A retired Episcopal priest and native of Canton, N.C., Dan Matthews owns The Swag, a western North Carolina country inn, with his wife Deener.
A retired Episcopal priest and native of Canton, N.C., Dan Matthews owns The Swag, a western North Carolina country inn, with his wife Deener. His first parishes were in Tennessee’s Cumberland Plateau; his last post was Trinity Church
Wall Street in New York City.
An old split rail chestnut fence built by the Civilian Conservation Corp camps in the 1930s delineates the southeast boundary of Great Smoky Mountains National Park. The rail fence divides the world of the park from the world of private ownership.
The creation of a national park itself was a far-fetched idea during those depression days of the ’30s. It seemed absurd to hundreds of isolated mountain families who were moved out of their homes and forced to sell their land for a national park. Today, however, we revere that same land as holy ground as it straddles the North Carolina and Tennessee border.
In some ways, the rail fence boundary separates the sacred and the secular. On the private side, we can bulldoze, plant, cut, harvest and do most anything we want to with our land. We claim dominion, as Scripture implies, over all we own. However, the moment we cross the park fence we are on holy ground that can’t be touched.

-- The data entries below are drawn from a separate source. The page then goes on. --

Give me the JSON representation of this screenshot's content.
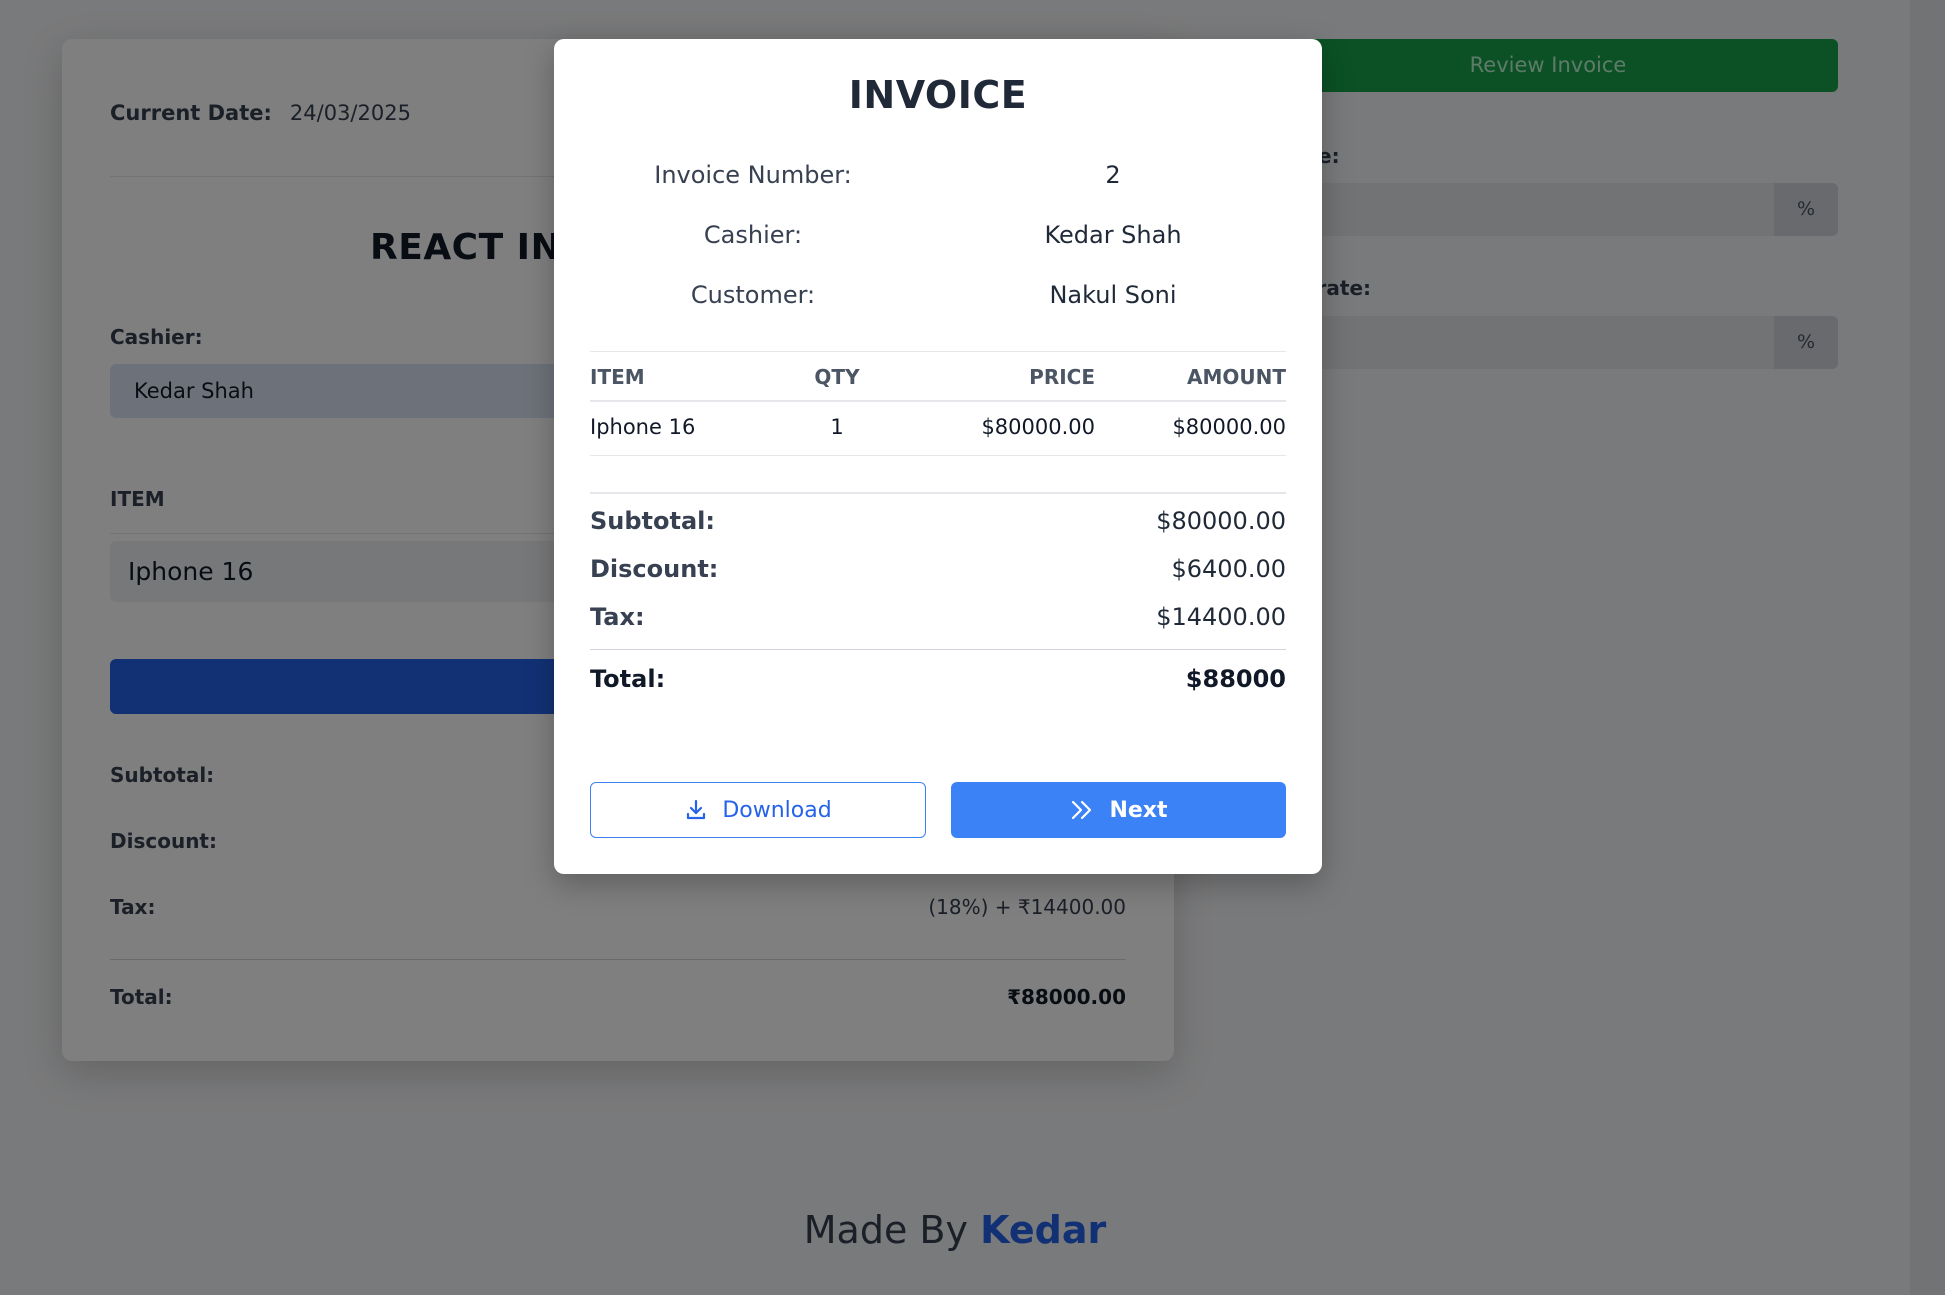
{
  "background": {
    "date_label": "Current Date:",
    "date_value": "24/03/2025",
    "title": "REACT INV",
    "cashier_label": "Cashier:",
    "cashier_value": "Kedar Shah",
    "item_header": "ITEM",
    "item_value": "Iphone 16",
    "summary": {
      "subtotal_label": "Subtotal:",
      "discount_label": "Discount:",
      "tax_label": "Tax:",
      "tax_value": "(18%) + ₹14400.00",
      "total_label": "Total:",
      "total_value": "₹88000.00"
    },
    "sidebar": {
      "review_button": "Review Invoice",
      "rate_label_1": "e:",
      "rate_label_2": "t rate:",
      "percent_symbol_1": "%",
      "percent_symbol_2": "%"
    },
    "footer": {
      "prefix": "Made By",
      "name": "Kedar"
    }
  },
  "modal": {
    "title": "INVOICE",
    "meta": {
      "invoice_number_label": "Invoice Number:",
      "invoice_number_value": "2",
      "cashier_label": "Cashier:",
      "cashier_value": "Kedar Shah",
      "customer_label": "Customer:",
      "customer_value": "Nakul Soni"
    },
    "table": {
      "headers": {
        "item": "ITEM",
        "qty": "QTY",
        "price": "PRICE",
        "amount": "AMOUNT"
      },
      "rows": [
        {
          "item": "Iphone 16",
          "qty": "1",
          "price": "$80000.00",
          "amount": "$80000.00"
        }
      ]
    },
    "summary": {
      "subtotal_label": "Subtotal:",
      "subtotal_value": "$80000.00",
      "discount_label": "Discount:",
      "discount_value": "$6400.00",
      "tax_label": "Tax:",
      "tax_value": "$14400.00",
      "total_label": "Total:",
      "total_value": "$88000"
    },
    "buttons": {
      "download_label": "Download",
      "download_icon": "download-icon",
      "next_label": "Next",
      "next_icon": "double-chevron-right-icon"
    }
  },
  "colors": {
    "accent_blue": "#3b82f6",
    "review_green": "#16a34a",
    "overlay": "rgba(0,0,0,0.5)"
  }
}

In the Hebrew Scriptures, God commands God’s people to rest on the seventh day. This concept of rest has been twisted in our contemporary world. Today we interpret it to mean take a deep breath so we can work harder next week than we did the past week. That is not the meaning of the Hebrew celebration of Sabbath. Holy rest in the Jewish tradition is a time when all creation is honored and allowed to be undisturbed in its uniqueness just as it was created. For six days we are given permission, in the Biblical tradition, to plow, to plant, to cultivate and to cook, but on the seventh day, we are to cease any form of exploitation so that our human order may recognize its connection to and interdependence with the rest of creation.
It is a strange and unusual idea that is almost lost on modern civilization except as we ecologically rediscover this planet earth, our island home. As the world begins to appreciate the fragile nature of where we live, the concept of Sabbath as holy day, the reverence for the holy ground, grows in importance and slowly begins to become a part of our common sense.
The Hebrew people knew that the corn had a right to be corn one day a week, that water had a right to be water one day a week. This weekly ritual is an essential part of getting a glimpse into what Jewish theology calls messianic time – the vision of peace when every part of creation would be respected and have its proper place and meaning. In a world dominated by consumerism and an abundance of stuff, we find ourselves suffocating under the passion that we can’t get enough of what we don’t need.
Walking into the park makes me feel as if I am inside a great cathedral or temple or mosque. It is truly a world of abundance. It is holy ground. Its walls are a broken-down, 70-year-old rail fence, but those hand-split chestnut rails divide the Sabbath and secular. Honoring our sacred earth resounds deeply with our Blue Ridge mountain folkways. It bespeaks the reverence for the earth which is so central to our future.